We found that when mean clinic HbA1c decreased from 9.1% in 1994 to 8.8% in 1995 the incidence of significant hypoglycaemia doubled. This along with the data relating to the HbA1cclosest to the hypoglycaemic event suggests that a HbA1c of about 8–9% is a critical level at which significantly increased rates of hypoglycaemia are seen. Recent literature from the DCCT assessing adults and adolescents found that the relative increase in risk of hypoglycaemia as the HbA1c decreased was less for those with HbA1c <8% than in those >8%.16Although our data are not analysed to answer this specific question and are presented grouped, it can be seen that there was little difference between risk of hypoglycaemia for those in the 6–7% and 7–8% group but the risk decreased significantly for those whose rates are >8%, an observation that is consistent with those findings.

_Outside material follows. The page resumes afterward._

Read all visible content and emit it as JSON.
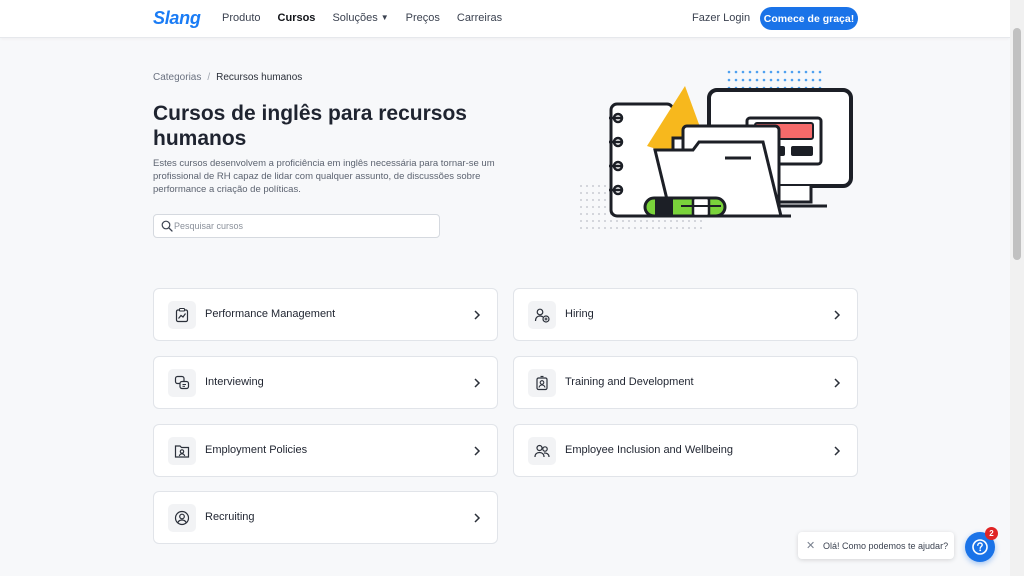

Increased rates of hypoglycaemia have to be evaluated in the light of the potential for adverse effects at that age as well as the potential benefits. What the gain is in decreased long term complications with a 1% improvement in HbA1c at this level, remains unknown for the younger individual. It is not yet clear whether prepubertal glycaemic control plays as important a part in the complication risk as post pubertal metabolic control. For this reason we feel it is important to draw attention to the high rates in younger children particularly in 1995 when HbA1c was lowest. Current evidence suggests that severe hypoglycaemia in young children, particularly those less than 5 years old may have long term adverse effects on cognitive function.17-19 As this is the age group at which parental attitude rather than patient attitude tends to dictate the level of metabolic control many young children have HbA1c in the lower range. The high rates of hypoglycaemia in this age group suggest these patients may need to be targeted and parents further educated about the high risk and possible adverse effects of tight control as well as to detect and prevent hypoglycaemia. In addition, higher HbA1c levels may need to be set as goals.

When monitoring hypoglycaemia in a clinic setting it may be important to separate out the children with recurrent hypoglycaemia. Wertliebet al reported that recurrent hypoglycaemia over eight years of follow up occurred almost exclusively in boys and had no relationship with the mean HbA1c during the year of the episode or mean HbA1c for the eight years of follow up.20 They found this was independent of most psychosocial factors but tended to occur in boys whose defence mechanisms were more immature. We also found recurrent hypoglycaemia to be significantly more prevalent in boys compared with girls.

The normal insulin regimen in our clinic is a twice daily mixture of intermediate and short acting preparations. It has been suggested that a three times daily regimen may have less hypoglycaemic consequences but this remains to be confirmed. An extra daily dose of insulin carries with it a considerable extra burden for families with school age children so this is an issue which needs to be clarified by further studies. New insulins such as the rapid acting insulin analogues are reported to have less propensity to hypoglycaemia in well controlled type 1 diabetics and its use may have a future impact. In view of such potential changes, this and other reports21 are reminders of the importance of continually monitoring the frequency of hypoglycaemia in patients with IDDM as management changes. This is particularly critical with the increasing emphasis to maintain and improve metabolic control. Furthermore, as the case is not yet made for the advantages of improved glycaemic control in prepubertal patients we recommend being aware of the potential for unacceptably high rates of hypoglycaemia in the very young patient especially during tight glycaemic control.


We are grateful to Dr R Parsons and Dr H Vu of the Department of Public Health University of Western Australia for statistical assistance.